onModeEnter: This hook is called whenever a new mode is entered, or a mode’s data or datasource is switched. This hook can be used to initialize data.

onModeExit: Similarly to onModeEnter, this hook is called when navigating away from a mode, or before a mode’s data or datasource is changed. This can be used to clean up data (e.g. remove annotations that do not need to be persisted)


Modules are the meat of extensions, the blocks that we have been talking about a lot. They provide "definitions", components, and filtering/mapping logic that are then made available to modes and services.

Each module type has a special purpose, and is consumed by our viewer differently.

LayoutTemplate (NEW)Control Layout of a route
DataSource (NEW)Control the mapping from DICOM metadata to OHIF-metadata
SOPClassHandlerDetermines how retrieved study data is split into "DisplaySets"
PanelAdds left or right hand side panels
ViewportAdds a component responsible for rendering a "DisplaySet"
CommandsAdds named commands, scoped to a context, to the CommandsManager
ToolbarAdds buttons or custom components to the toolbar
ContextShared state for a workflow or set of extension module definitions
HangingProtocolAdds hanging protocol rules
Tbl. Module types with abridged descriptions and examples. Each module links to a dedicated documentation page.


The @ohif/viewer tracks "active contexts" that extensions can use to scope their functionality. Some example contexts being:
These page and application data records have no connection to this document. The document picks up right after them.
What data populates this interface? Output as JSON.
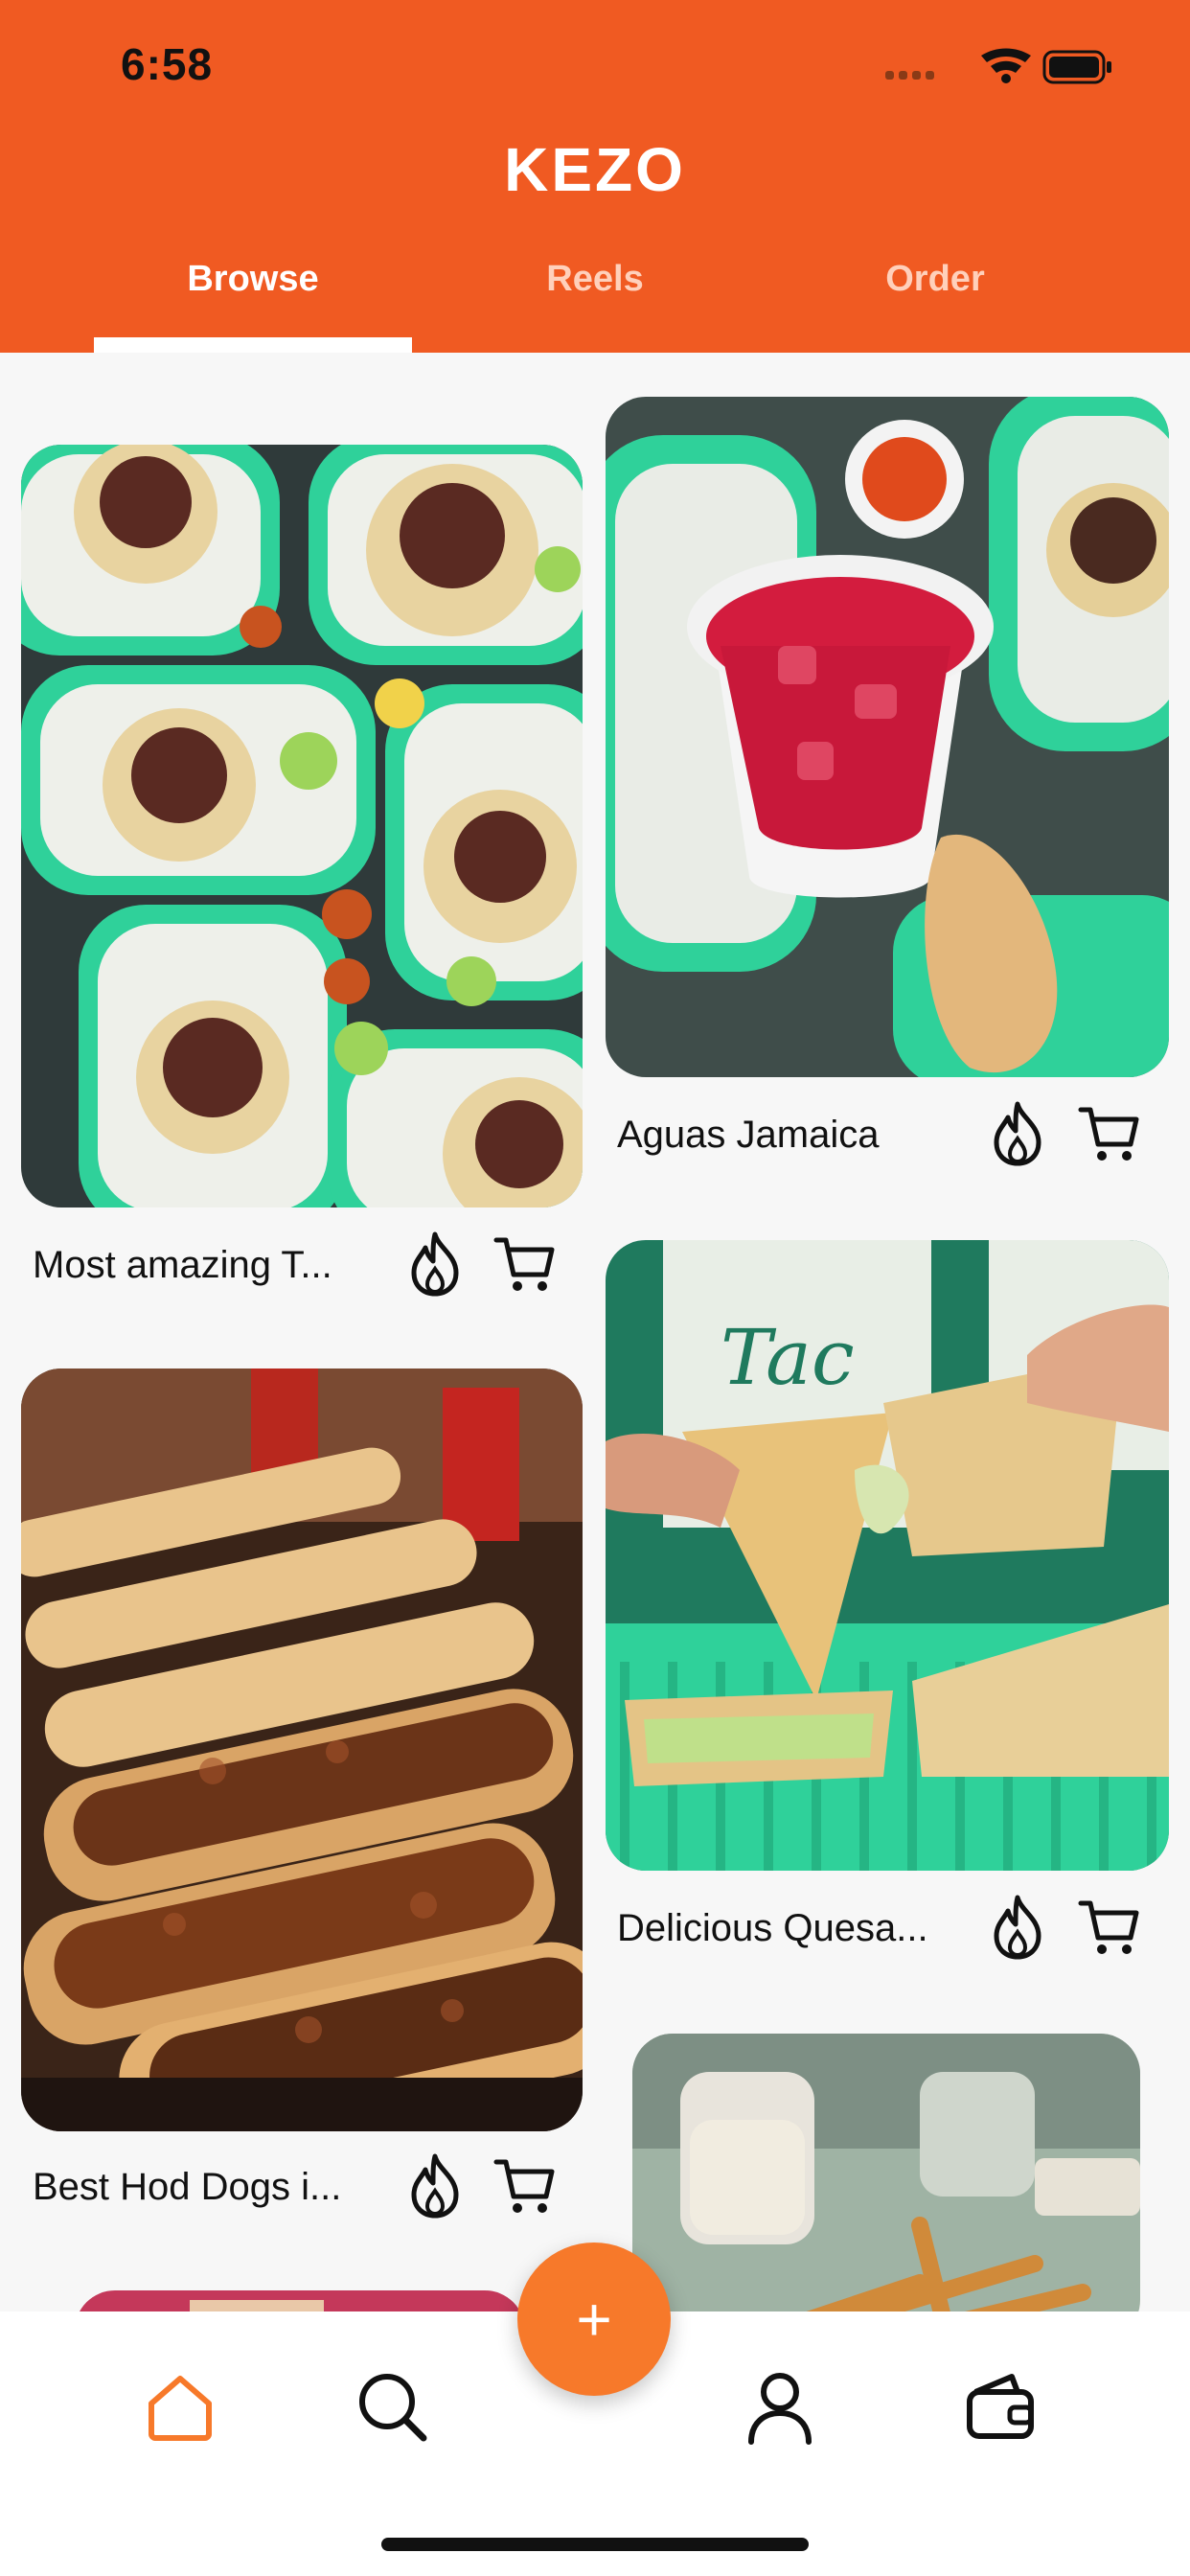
{
  "status_bar": {
    "time": "6:58"
  },
  "app": {
    "logo": "KEZO",
    "brand_color": "#f05a22",
    "accent_color": "#f7792a"
  },
  "tabs": [
    {
      "label": "Browse",
      "active": true
    },
    {
      "label": "Reels",
      "active": false
    },
    {
      "label": "Order",
      "active": false
    }
  ],
  "feed": [
    {
      "title": "Most amazing T...",
      "image": "tacos-on-green-baskets",
      "actions": [
        "flame-icon",
        "cart-icon"
      ]
    },
    {
      "title": "Aguas Jamaica",
      "image": "red-drink-cup",
      "actions": [
        "flame-icon",
        "cart-icon"
      ]
    },
    {
      "title": "Best Hod Dogs i...",
      "image": "hot-dogs-tray",
      "actions": [
        "flame-icon",
        "cart-icon"
      ]
    },
    {
      "title": "Delicious Quesa...",
      "image": "quesadilla-pull",
      "actions": [
        "flame-icon",
        "cart-icon"
      ]
    },
    {
      "title": "",
      "image": "fries-and-sauce",
      "actions": []
    }
  ],
  "fab": {
    "label": "+"
  },
  "bottom_nav": [
    {
      "icon": "home-icon",
      "active": true
    },
    {
      "icon": "search-icon",
      "active": false
    },
    {
      "icon": "profile-icon",
      "active": false
    },
    {
      "icon": "wallet-icon",
      "active": false
    }
  ]
}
An extension module can use these to say "Only show this Toolbar Button if the active viewport is a Cornerstone viewport." This helps us use the appropriate UI and behaviors depending on the current contexts.

For example, if we have hotkey that "rotates the active viewport", each Viewport module that supports this behavior can add a command with the same name, scoped to the appropriate context. When the command is fired, the "active contexts" are used to determine the appropriate implementation of the rotate behavior.